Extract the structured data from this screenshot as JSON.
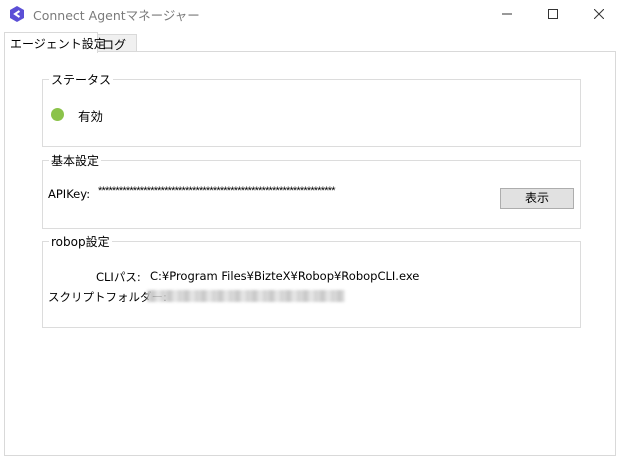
{
  "window": {
    "title": "Connect Agentマネージャー",
    "icon": "connect-agent-logo"
  },
  "tabs": [
    {
      "label": "エージェント設定",
      "selected": true
    },
    {
      "label": "ログ",
      "selected": false
    }
  ],
  "status_group": {
    "title": "ステータス",
    "status_text": "有効",
    "status_color": "#8bc34a"
  },
  "basic_group": {
    "title": "基本設定",
    "apikey_label": "APIKey:",
    "apikey_value": "********************************************************************",
    "show_button": "表示"
  },
  "robop_group": {
    "title": "robop設定",
    "cli_label": "CLIパス:",
    "cli_value": "C:¥Program Files¥BizteX¥Robop¥RobopCLI.exe",
    "script_folder_label": "スクリプトフォルダー:"
  }
}
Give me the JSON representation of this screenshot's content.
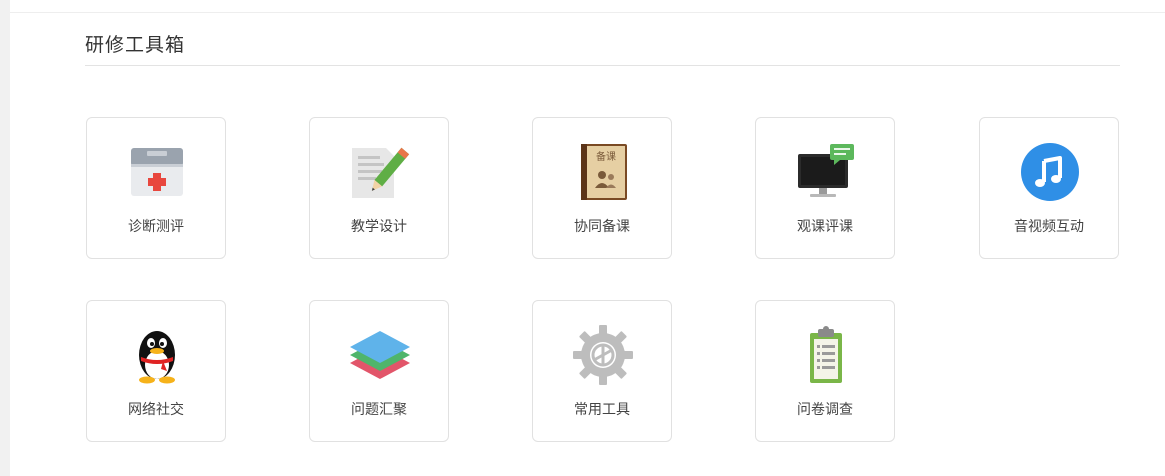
{
  "section": {
    "title": "研修工具箱"
  },
  "tools": [
    {
      "label": "诊断测评",
      "icon": "first-aid-kit-icon"
    },
    {
      "label": "教学设计",
      "icon": "pencil-document-icon"
    },
    {
      "label": "协同备课",
      "icon": "lesson-book-icon"
    },
    {
      "label": "观课评课",
      "icon": "monitor-comment-icon"
    },
    {
      "label": "音视频互动",
      "icon": "music-note-icon"
    },
    {
      "label": "网络社交",
      "icon": "qq-penguin-icon"
    },
    {
      "label": "问题汇聚",
      "icon": "layers-icon"
    },
    {
      "label": "常用工具",
      "icon": "gear-icon"
    },
    {
      "label": "问卷调查",
      "icon": "clipboard-icon"
    }
  ],
  "icon_texts": {
    "book_cover": "备课"
  }
}
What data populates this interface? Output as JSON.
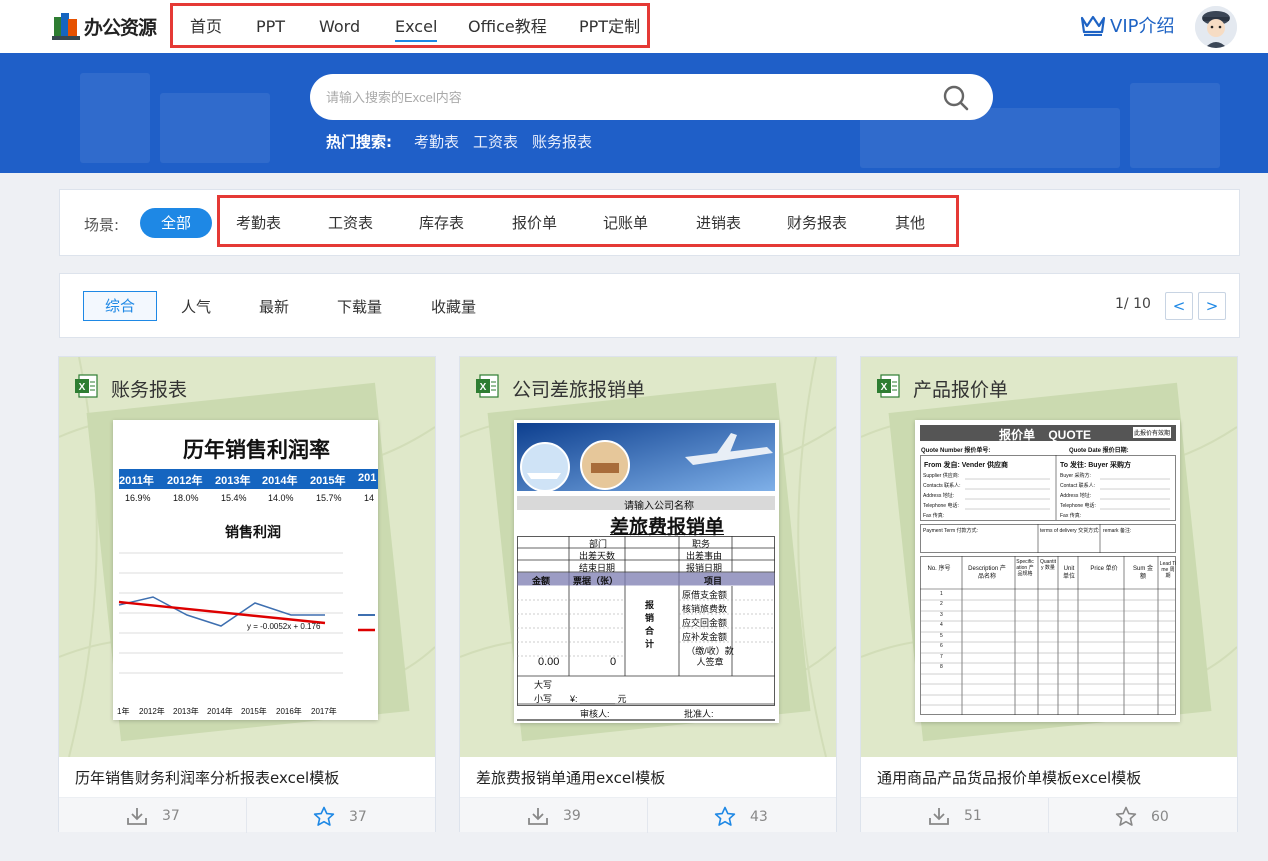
{
  "header": {
    "logo_text": "办公资源",
    "nav": [
      "首页",
      "PPT",
      "Word",
      "Excel",
      "Office教程",
      "PPT定制"
    ],
    "active_nav": "Excel",
    "vip_label": "VIP介绍"
  },
  "search": {
    "placeholder": "请输入搜索的Excel内容",
    "hot_label": "热门搜索:",
    "hot_items": [
      "考勤表",
      "工资表",
      "账务报表"
    ]
  },
  "filter": {
    "scene_label": "场景:",
    "all_label": "全部",
    "categories": [
      "考勤表",
      "工资表",
      "库存表",
      "报价单",
      "记账单",
      "进销表",
      "财务报表",
      "其他"
    ]
  },
  "sort": {
    "options": [
      "综合",
      "人气",
      "最新",
      "下载量",
      "收藏量"
    ],
    "active": "综合",
    "page_indicator": "1/ 10",
    "prev_label": "<",
    "next_label": ">"
  },
  "cards": [
    {
      "category": "账务报表",
      "title": "历年销售财务利润率分析报表excel模板",
      "downloads": "37",
      "favorites": "37",
      "preview": {
        "heading": "历年销售利润率",
        "years": [
          "2011年",
          "2012年",
          "2013年",
          "2014年",
          "2015年",
          "201"
        ],
        "rates": [
          "16.9%",
          "18.0%",
          "15.4%",
          "14.0%",
          "15.7%",
          "14"
        ],
        "chart_title": "销售利润",
        "equation": "y = -0.0052x + 0.176",
        "axis_years": [
          "1年",
          "2012年",
          "2013年",
          "2014年",
          "2015年",
          "2016年",
          "2017年"
        ]
      }
    },
    {
      "category": "公司差旅报销单",
      "title": "差旅费报销单通用excel模板",
      "downloads": "39",
      "favorites": "43",
      "preview": {
        "company": "请输入公司名称",
        "heading": "差旅费报销单",
        "row1": [
          "部门",
          "职务"
        ],
        "row2": [
          "出差天数",
          "出差事由"
        ],
        "row3": [
          "结束日期",
          "报销日期"
        ],
        "cols": [
          "金额",
          "票据（张）",
          "项目"
        ],
        "items": [
          "原借支金额",
          "核销旅费数",
          "应交回金额",
          "应补发金额"
        ],
        "side": "报销合计",
        "amount": "0.00",
        "count": "0",
        "signer": "（缴/收）款人签章",
        "daxie": "大写",
        "xiaoxie": "小写",
        "yuan_line": "¥: _______  元",
        "auditor": "审核人:",
        "approver": "批准人:"
      }
    },
    {
      "category": "产品报价单",
      "title": "通用商品产品货品报价单模板excel模板",
      "downloads": "51",
      "favorites": "60",
      "preview": {
        "heading": "报价单    QUOTE",
        "tag": "此报价有效期",
        "quote_number": "Quote Number 报价单号:",
        "quote_date": "Quote Date 报价日期:",
        "from": "From 发自: Vender 供应商",
        "to": "To 发往: Buyer 采购方",
        "left_fields": [
          "Supplier 供应商:",
          "Contacts 联系人:",
          "Address 地址:",
          "Telephone 电话:",
          "Fax 传真:"
        ],
        "right_fields": [
          "Buyer 采购方:",
          "Contact 联系人:",
          "Address 地址:",
          "Telephone 电话:",
          "Fax 传真:"
        ],
        "payment": "Payment Term 付款方式:",
        "delivery": "terms of delivery 交货方式:",
        "remark": "remark 备注:",
        "cols": [
          "No. 序号",
          "Description 产品名称",
          "Specification 产品规格",
          "Quantity 数量",
          "Unit 单位",
          "Price 单价",
          "Sum 金额",
          "Lead Time 周期"
        ],
        "rows": [
          "1",
          "2",
          "3",
          "4",
          "5",
          "6",
          "7",
          "8"
        ]
      }
    }
  ],
  "colors": {
    "accent": "#1e88e5",
    "banner": "#1f5fc8",
    "highlight_border": "#e53935",
    "thumb_bg": "#dfe8c9"
  }
}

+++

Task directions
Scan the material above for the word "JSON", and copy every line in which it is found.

Written response
Extract the structured data from this screenshot as JSON.
Give me the JSON representation of this screenshot's content.
What data populates this interface? Output as JSON.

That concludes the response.